March 13, 2010
When we are trapped in our suffering, compassion is a luxury. If our painbody (Tolle’s beautiful word for the weight of suffering we carry) is too burdensome, it becomes difficult or impossible to imagine the interior lives of others—what she might be experiencing, what impact our words or actions might have on him. We need all the energy we can summon to our encounters and relationships just to protect ourselves—will she hurt me? will they judge me? what strategies can I use so that I won’t be hurt or judged?

Or we may feel a kind of exaggerated empathy and concern for others that has little to do with who they are, and is simply a projection of our own painbody.

Whether protection or projection, we are trapped within a wall of our own making, a wall of Self that separates and isolates us, so that we cannot share in the rich lives of others.

April 10, 2010
I came to this desert weekend retreat with a buzzing mind, drawn out of myself. At first I tried to massively resist the lure of distractions that seemed to promise that the right distraction would bring peace to a distracted mind. I understand enough now to know that such distractions are only the briefest of respites, if that, and I have replaced that tug of war (peaceful consciousness vs. mindbuzz) with a welcoming of this opportunity to practice separation.

Last night I watched a DVD of Jessica Lange in her tempestuous rages in Blue Sky. Today I am separating my consciousness from my mindbuzz and feelingbuzz, as though all that activity were like living with Lange’s outbursts. If I were living with her instead of myself, I would be acknowledging her presence, surrendering to her drama as something to be lived with, but also knowing clearly that what she says and feels has no present reality and that I am not her. She must do her thing, and I don’t have to take it personally. In the deepest place where I live Lange’s moods and confusions have nothing to do with me. Nor do my own.

It’s Elsa, the mother of my friend Joan, who has been the catalyst for my restless mind, and who has provided this opportunity to observe my reactions.

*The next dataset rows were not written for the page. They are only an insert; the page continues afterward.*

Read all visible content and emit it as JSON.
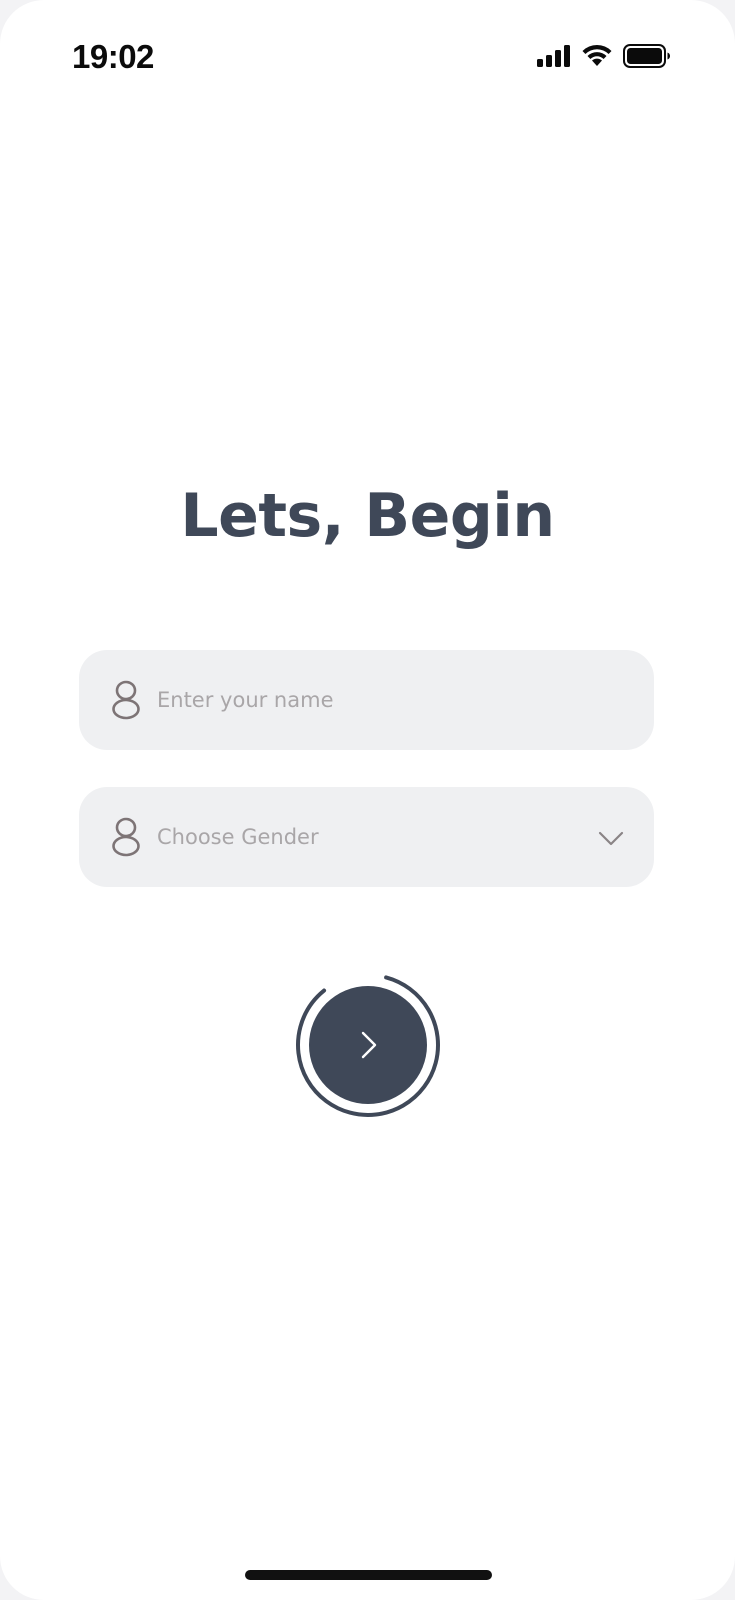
{
  "status_bar": {
    "time": "19:02",
    "icons": [
      "cellular-signal-icon",
      "wifi-icon",
      "battery-icon"
    ]
  },
  "main": {
    "title": "Lets, Begin",
    "name_field": {
      "placeholder": "Enter your name",
      "value": "",
      "icon": "user-icon"
    },
    "gender_select": {
      "placeholder": "Choose Gender",
      "icon": "user-icon",
      "dropdown_icon": "chevron-down-icon"
    },
    "next_button": {
      "icon": "chevron-right-icon",
      "progress": 0.85
    }
  },
  "colors": {
    "accent": "#3f4858",
    "field_background": "#eff0f2",
    "placeholder_text": "#a9a6a8",
    "icon_color": "#7d7476"
  }
}
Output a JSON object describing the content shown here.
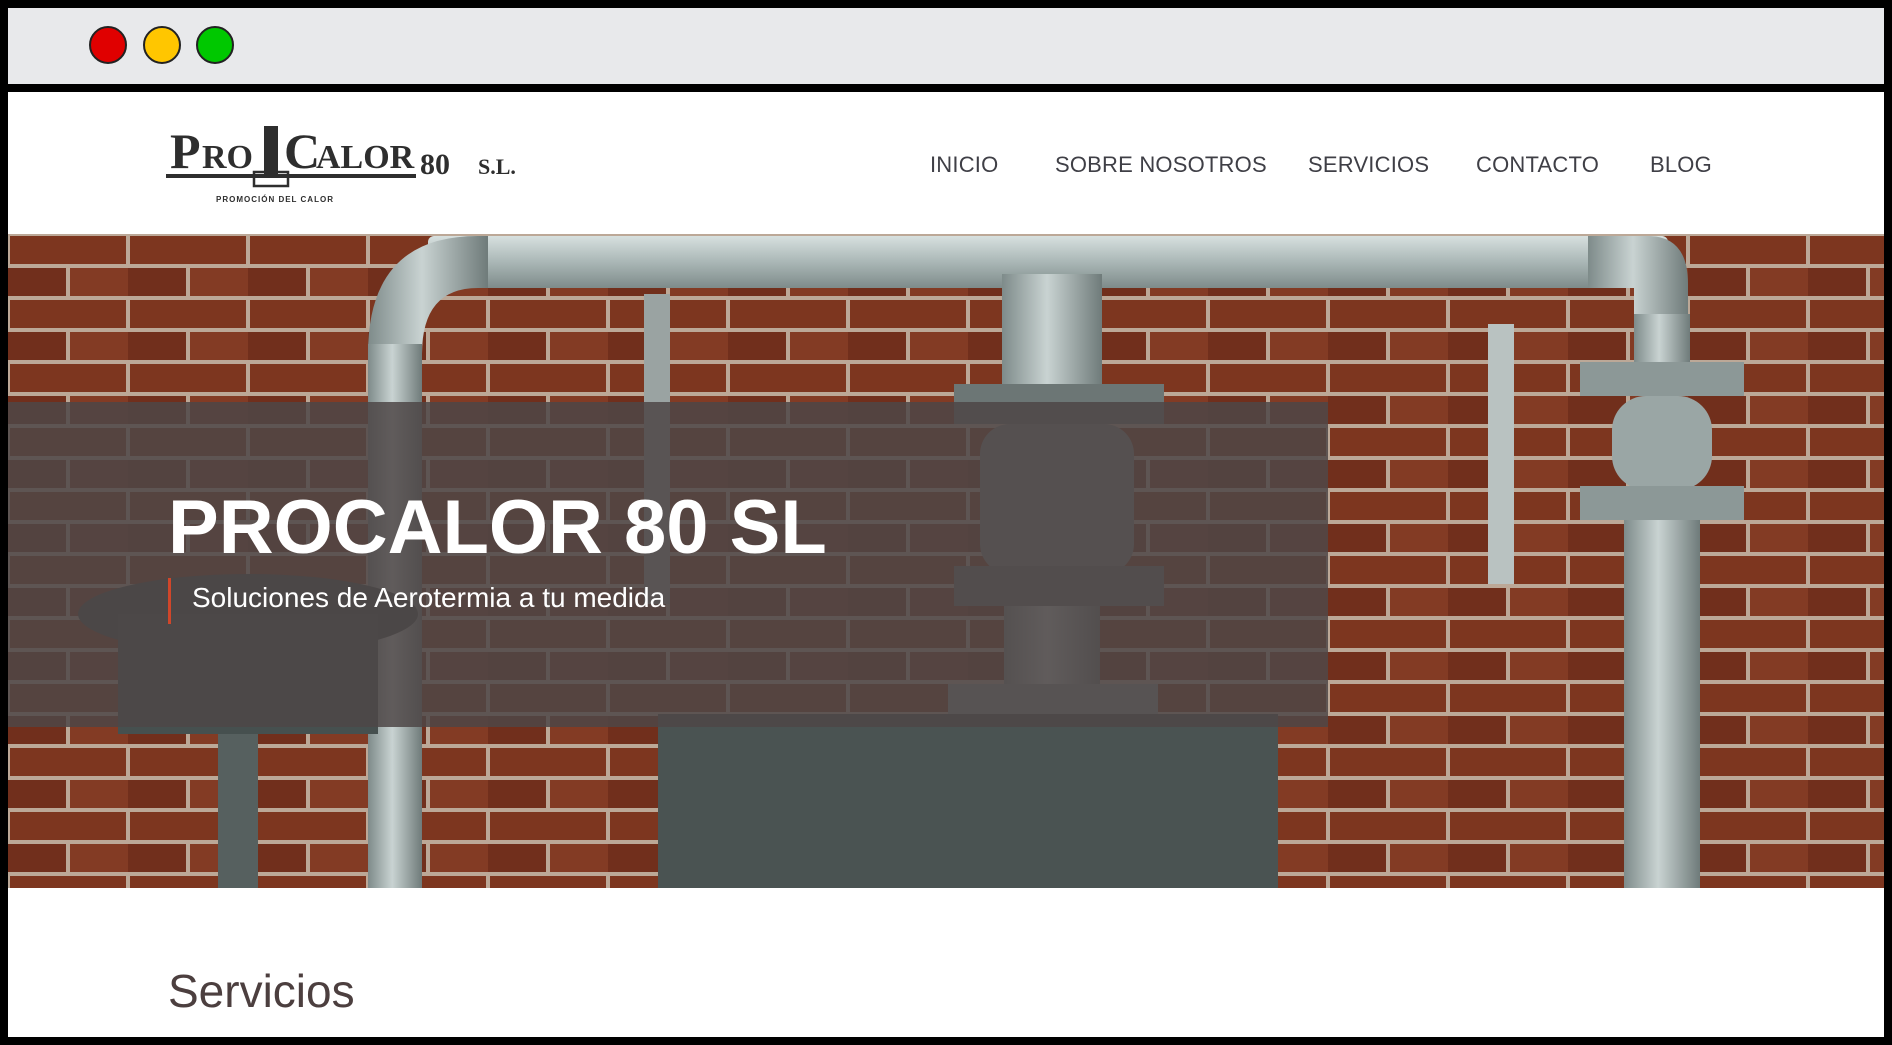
{
  "window": {
    "controls": [
      "close-dot",
      "minimize-dot",
      "maximize-dot"
    ]
  },
  "header": {
    "logo": {
      "main": "PRO CALOR",
      "number": "80",
      "suffix": "S.L.",
      "tagline": "PROMOCIÓN DEL CALOR"
    },
    "nav": [
      {
        "label": "INICIO"
      },
      {
        "label": "SOBRE NOSOTROS"
      },
      {
        "label": "SERVICIOS"
      },
      {
        "label": "CONTACTO"
      },
      {
        "label": "BLOG"
      }
    ]
  },
  "hero": {
    "title": "PROCALOR 80 SL",
    "subtitle": "Soluciones de Aerotermia a tu medida"
  },
  "section": {
    "title": "Servicios"
  },
  "colors": {
    "accent": "#d0462a",
    "overlay": "#4e4646",
    "nav_text": "#3f3f46",
    "brick": "#8a3a22"
  }
}
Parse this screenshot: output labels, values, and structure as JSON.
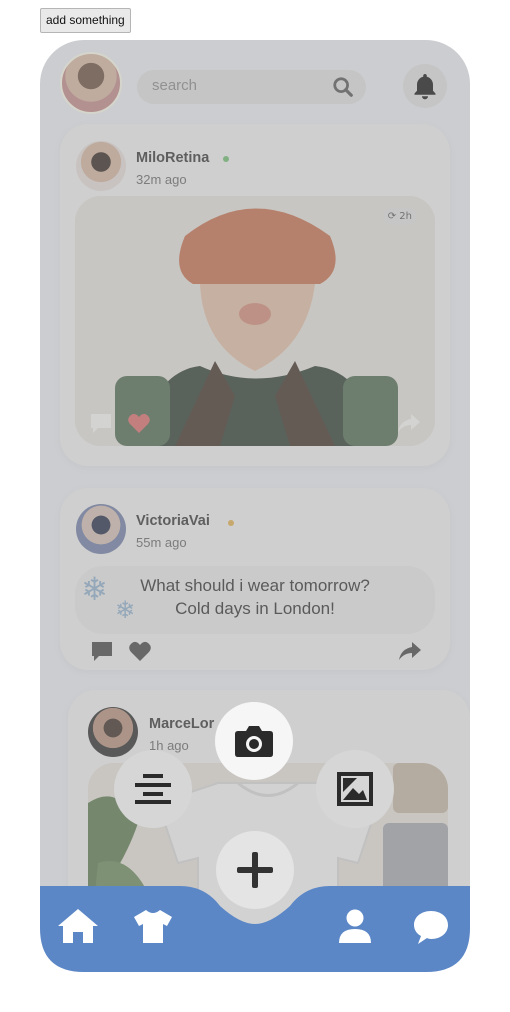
{
  "toolbar": {
    "add_label": "add something"
  },
  "header": {
    "search_placeholder": "search",
    "avatar_icon": "user-avatar",
    "search_icon": "search-icon",
    "bell_icon": "bell-icon"
  },
  "posts": [
    {
      "user": "MiloRetina",
      "time": "32m ago",
      "status_color": "#6fbf73",
      "timer": "2h",
      "type": "photo"
    },
    {
      "user": "VictoriaVai",
      "time": "55m ago",
      "status_color": "#e7b24a",
      "type": "text",
      "text_line1": "What should i wear tomorrow?",
      "text_line2": "Cold days in London!"
    },
    {
      "user": "MarceLor",
      "time": "1h ago",
      "type": "photo"
    }
  ],
  "post_actions": [
    "comment-icon",
    "heart-icon",
    "share-icon"
  ],
  "fab_menu": {
    "items": [
      "text-align-icon",
      "camera-icon",
      "image-icon",
      "plus-icon"
    ]
  },
  "bottom_nav": {
    "color": "#5b87c7",
    "items": [
      "home-icon",
      "shirt-icon",
      "profile-icon",
      "chat-icon"
    ]
  }
}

Before I left town, Sande and I talked about the odd pleasure—almost fun—of bringing awareness to moments of intensely unpleasant emotions, such as the feelings that have arisen in me around Elsa. She has triggered Little Cynthia’s sister and mother, and so is the one person I’m aware of these days whom I cannot see as part of the novel I’m reading (see March 10). I have been almost stunned by the sharp power of my own meanness, my vicious desire to harm. They are feelings that when triggered—though they pop up rarely and are usually very brief—cause me great pain. At the same time my awareness has brought me an odd pleasure. As though it is I who is the character in my novel—that is, the hateful part of me. As in a novel, she is not to be condemned and thrust out, she is interesting, her unusual behavior interesting. As I watch her unfold, I wonder: what’s going on with her? what will happen next? will she fade away or will her part be important? what role does she play in the novel’s theme?

So this practicing with monkey mind, with my evil twin as she pops up, is allowing me to sharpen the tools of my awareness.

April 12, 2010
When I came home, I had a dream. I was cleaning out objects under a table that were covered with heavy dust. Then I stood up, and saw a large knife lying on a table. I picked it up, with no apprehension, and thought, “I can give this to the yard sale.”

The objects under the table represent the knowledge I suppressed for so long about the cruelty of my sister and the indifference of my mother, knowledge I have only recently dusted off. The knife is the “sharp power of my own meanness” towards Elsa, which I no longer need to hold onto now that I have dusted off the underlying reality.

By the time of my dream, I had experienced a full letting-go of the emotions around Elsa. I never before appreciated the Buddha’s use of the word fabrications. “Fabrication” felt like the exact word for my stories around Elsa, my anger and desire to harm, my building a case against her, and that seemed the right description even if I were “correct” in the outlines of her self-absorption, her indifference to her daughter Joan’s value or welfare. It’s as if something had grown and grown inside of me, and then was exposed to be a balloon, easily punctured.